**TASK PROMPT**: Using the listing below, report each line holding the string "FIRST".

**THE DATA**:
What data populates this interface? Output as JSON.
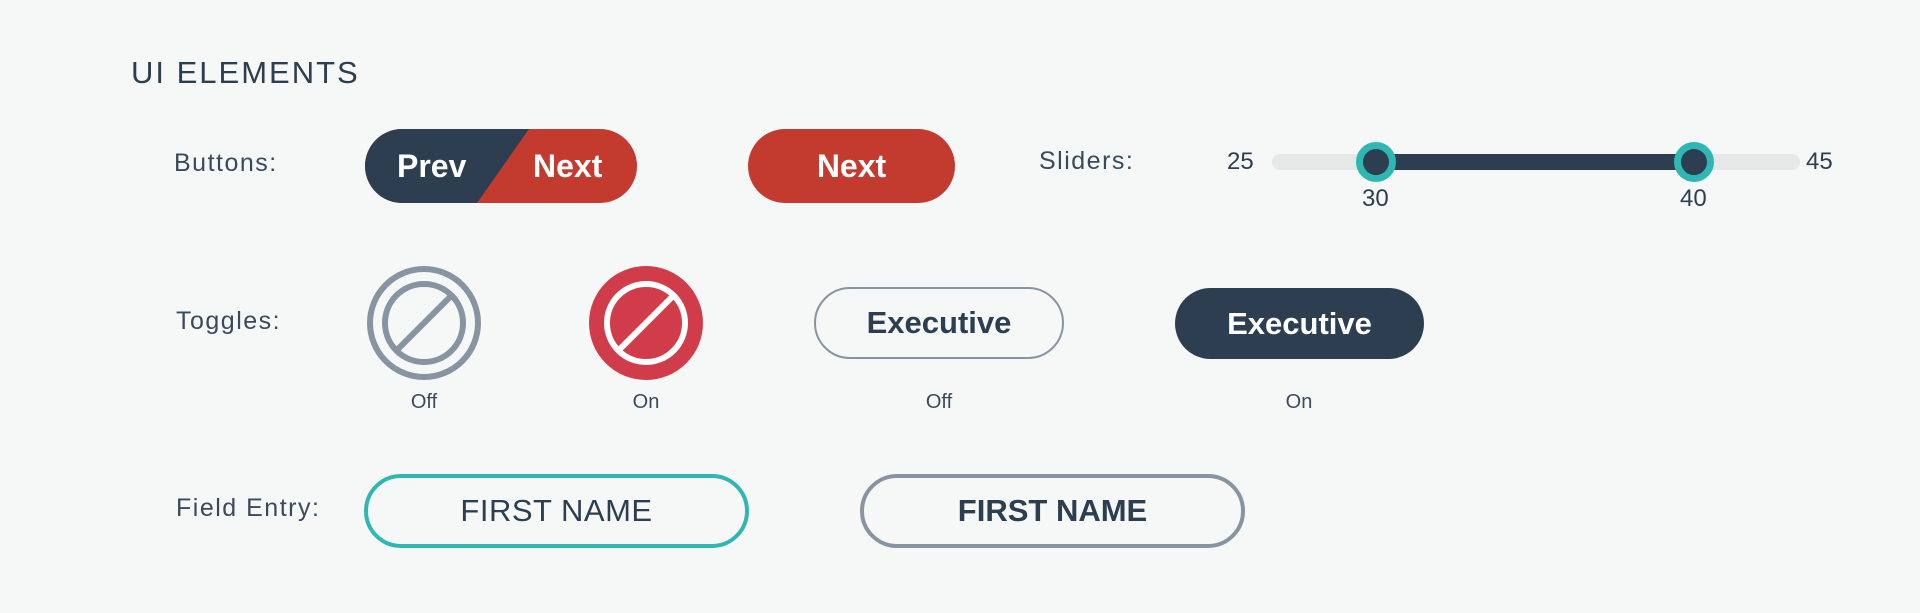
{
  "title": "UI ELEMENTS",
  "colors": {
    "navy": "#2d3e50",
    "red": "#c33a2e",
    "toggle_red": "#d13c4a",
    "teal": "#2fb8b3",
    "gray": "#8795a3",
    "track": "#e6e7e7",
    "background": "#f6f8f7"
  },
  "buttons": {
    "label": "Buttons:",
    "split_prev": "Prev",
    "split_next": "Next",
    "next": "Next"
  },
  "sliders": {
    "label": "Sliders:",
    "min": "25",
    "max": "45",
    "low": "30",
    "high": "40"
  },
  "toggles": {
    "label": "Toggles:",
    "icon_off_state": "Off",
    "icon_on_state": "On",
    "exec_off_label": "Executive",
    "exec_off_state": "Off",
    "exec_on_label": "Executive",
    "exec_on_state": "On",
    "icon_name": "prohibited-icon"
  },
  "fields": {
    "label": "Field Entry:",
    "active_placeholder": "FIRST NAME",
    "default_placeholder": "FIRST NAME"
  }
}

**WRITTEN RESPONSE**:
    "active_placeholder": "FIRST NAME",
    "default_placeholder": "FIRST NAME"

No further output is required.